My research interests are mainly focused on adaptive
systems, both artificial and biological. They include the
following: the development of artificial nervous systems for
robots, with emphasis on visually guided robots acting in the real
world -- in particular, the development of biologically inspired
behaviour generating networks incorporating mechanisms allowing
reconfiguration and multi-functionality (including virtual
diffusable neuro-modulators, complex oscillatory dynamics, chaotic
dynamics); evolutionary robotics; evolvable systems;
insect-inspired navigation; artificial life; evolutionary and
other stochastic search algorithms; computational neuroscience;
adaptive systems in the visual arts and in music; history and
philosophy of AI; machine learning.
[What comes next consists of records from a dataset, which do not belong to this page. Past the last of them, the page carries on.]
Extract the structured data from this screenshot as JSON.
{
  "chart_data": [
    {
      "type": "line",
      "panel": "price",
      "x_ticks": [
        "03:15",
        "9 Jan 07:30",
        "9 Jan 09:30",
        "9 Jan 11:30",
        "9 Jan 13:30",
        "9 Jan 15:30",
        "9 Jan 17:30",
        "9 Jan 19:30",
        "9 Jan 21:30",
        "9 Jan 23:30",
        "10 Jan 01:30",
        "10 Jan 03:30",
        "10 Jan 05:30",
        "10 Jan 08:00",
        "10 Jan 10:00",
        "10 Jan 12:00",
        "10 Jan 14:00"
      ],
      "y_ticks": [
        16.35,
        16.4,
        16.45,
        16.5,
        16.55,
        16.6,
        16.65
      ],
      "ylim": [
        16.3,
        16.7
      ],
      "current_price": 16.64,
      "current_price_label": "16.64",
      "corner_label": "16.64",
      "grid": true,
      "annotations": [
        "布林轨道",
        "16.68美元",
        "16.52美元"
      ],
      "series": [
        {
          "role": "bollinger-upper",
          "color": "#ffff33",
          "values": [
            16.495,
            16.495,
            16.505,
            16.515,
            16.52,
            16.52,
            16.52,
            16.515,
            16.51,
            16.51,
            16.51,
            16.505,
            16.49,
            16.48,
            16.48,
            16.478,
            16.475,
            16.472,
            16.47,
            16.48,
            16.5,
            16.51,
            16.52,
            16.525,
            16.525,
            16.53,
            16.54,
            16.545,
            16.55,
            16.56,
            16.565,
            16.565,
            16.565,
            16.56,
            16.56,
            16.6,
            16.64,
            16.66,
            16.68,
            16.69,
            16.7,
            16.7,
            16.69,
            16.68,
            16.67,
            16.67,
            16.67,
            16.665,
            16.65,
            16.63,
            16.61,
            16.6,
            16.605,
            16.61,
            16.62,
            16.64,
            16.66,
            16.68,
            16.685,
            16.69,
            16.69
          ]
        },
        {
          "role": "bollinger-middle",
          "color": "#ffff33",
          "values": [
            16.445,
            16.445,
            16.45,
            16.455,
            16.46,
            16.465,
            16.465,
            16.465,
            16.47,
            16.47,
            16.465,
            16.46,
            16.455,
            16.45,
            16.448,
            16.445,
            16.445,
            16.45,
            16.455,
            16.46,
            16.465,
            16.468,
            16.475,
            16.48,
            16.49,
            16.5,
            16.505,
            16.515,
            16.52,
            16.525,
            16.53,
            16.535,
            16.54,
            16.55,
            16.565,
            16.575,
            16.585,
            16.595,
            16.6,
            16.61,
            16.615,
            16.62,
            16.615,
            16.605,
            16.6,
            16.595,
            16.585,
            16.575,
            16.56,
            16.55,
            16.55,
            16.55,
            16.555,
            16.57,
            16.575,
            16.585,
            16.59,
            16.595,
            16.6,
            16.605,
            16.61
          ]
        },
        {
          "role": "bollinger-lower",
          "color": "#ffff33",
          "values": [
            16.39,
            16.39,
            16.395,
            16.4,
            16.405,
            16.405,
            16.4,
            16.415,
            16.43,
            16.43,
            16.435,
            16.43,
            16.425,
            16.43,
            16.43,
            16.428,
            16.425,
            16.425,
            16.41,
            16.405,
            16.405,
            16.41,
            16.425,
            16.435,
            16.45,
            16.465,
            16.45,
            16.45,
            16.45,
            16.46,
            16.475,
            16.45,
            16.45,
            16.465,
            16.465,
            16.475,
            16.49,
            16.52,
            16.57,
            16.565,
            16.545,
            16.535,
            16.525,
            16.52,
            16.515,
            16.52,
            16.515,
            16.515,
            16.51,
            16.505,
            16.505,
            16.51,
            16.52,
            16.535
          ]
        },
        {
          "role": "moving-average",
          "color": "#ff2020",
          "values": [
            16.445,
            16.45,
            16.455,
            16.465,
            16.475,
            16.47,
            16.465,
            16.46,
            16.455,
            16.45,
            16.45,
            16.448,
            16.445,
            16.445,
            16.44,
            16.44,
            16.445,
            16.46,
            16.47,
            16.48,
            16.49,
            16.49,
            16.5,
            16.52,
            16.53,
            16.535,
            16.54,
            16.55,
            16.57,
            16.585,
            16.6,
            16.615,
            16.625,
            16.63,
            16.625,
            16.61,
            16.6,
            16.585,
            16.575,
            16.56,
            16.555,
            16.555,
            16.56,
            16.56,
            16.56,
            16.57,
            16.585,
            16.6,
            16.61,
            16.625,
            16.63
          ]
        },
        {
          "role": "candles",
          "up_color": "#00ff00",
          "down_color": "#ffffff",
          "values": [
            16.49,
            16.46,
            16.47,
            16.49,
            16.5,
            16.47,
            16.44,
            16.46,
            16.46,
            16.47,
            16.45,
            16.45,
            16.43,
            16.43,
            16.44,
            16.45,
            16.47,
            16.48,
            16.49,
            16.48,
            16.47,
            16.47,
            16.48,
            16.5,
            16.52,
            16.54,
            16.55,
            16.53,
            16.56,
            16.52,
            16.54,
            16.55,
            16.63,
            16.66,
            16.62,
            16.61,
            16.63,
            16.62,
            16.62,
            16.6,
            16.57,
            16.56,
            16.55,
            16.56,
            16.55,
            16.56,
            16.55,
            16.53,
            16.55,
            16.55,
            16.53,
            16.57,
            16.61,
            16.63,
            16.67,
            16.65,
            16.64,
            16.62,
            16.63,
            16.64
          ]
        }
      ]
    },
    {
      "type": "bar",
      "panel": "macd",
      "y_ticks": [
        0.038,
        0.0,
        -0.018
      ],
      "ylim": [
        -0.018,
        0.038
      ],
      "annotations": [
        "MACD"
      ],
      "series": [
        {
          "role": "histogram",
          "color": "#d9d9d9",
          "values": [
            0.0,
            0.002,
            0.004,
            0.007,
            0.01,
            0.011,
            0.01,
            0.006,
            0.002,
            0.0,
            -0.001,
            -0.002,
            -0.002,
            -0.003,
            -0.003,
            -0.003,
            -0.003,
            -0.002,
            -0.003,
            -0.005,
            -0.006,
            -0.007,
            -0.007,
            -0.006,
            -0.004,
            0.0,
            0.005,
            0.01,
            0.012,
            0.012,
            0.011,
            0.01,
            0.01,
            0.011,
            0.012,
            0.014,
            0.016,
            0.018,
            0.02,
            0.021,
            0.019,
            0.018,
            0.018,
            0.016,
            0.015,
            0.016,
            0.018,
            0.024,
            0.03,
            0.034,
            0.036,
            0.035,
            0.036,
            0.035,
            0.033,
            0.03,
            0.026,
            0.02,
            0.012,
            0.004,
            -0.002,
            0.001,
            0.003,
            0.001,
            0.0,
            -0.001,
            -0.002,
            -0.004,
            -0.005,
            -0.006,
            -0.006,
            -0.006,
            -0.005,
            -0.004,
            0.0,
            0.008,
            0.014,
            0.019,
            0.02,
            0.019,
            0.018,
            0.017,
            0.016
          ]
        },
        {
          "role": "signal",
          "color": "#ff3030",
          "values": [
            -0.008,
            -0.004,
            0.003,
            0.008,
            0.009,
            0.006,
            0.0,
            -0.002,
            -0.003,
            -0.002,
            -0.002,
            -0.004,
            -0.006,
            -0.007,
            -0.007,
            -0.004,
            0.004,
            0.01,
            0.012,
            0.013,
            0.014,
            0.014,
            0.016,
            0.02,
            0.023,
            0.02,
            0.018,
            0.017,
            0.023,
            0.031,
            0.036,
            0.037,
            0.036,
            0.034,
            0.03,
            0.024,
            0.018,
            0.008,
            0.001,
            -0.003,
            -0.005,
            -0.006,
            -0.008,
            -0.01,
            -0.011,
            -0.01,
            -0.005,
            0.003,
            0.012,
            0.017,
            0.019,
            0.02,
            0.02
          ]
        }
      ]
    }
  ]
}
Much of my work is highly
Over the years I have had numerous research grants covering these areas, both from national and international funding bodies, including EPSRC, BBSRC, AHRC, BNSC, EU, HFSP, and direct from industry and charitable organisations. I have collaborated with many industrial partners including BT, Intel, BAe, Rolls Royce, The Post Office, Logica, Matra Marconi Space, HP, Nortel, Astrium, MASA, Ricardo, Algorithmix, Infonic.
I am on many journal editorial boards and conference
programme committees, and have chaired a number of international
conferences in my areas.
I have supervised, or co-supervised, more than 40
PhD students to completion and award of their doctorates.
Click here for more information on admission to postgraduate study.
Some videos of evolutionary robotics research conducted in our group at Sussex can be found here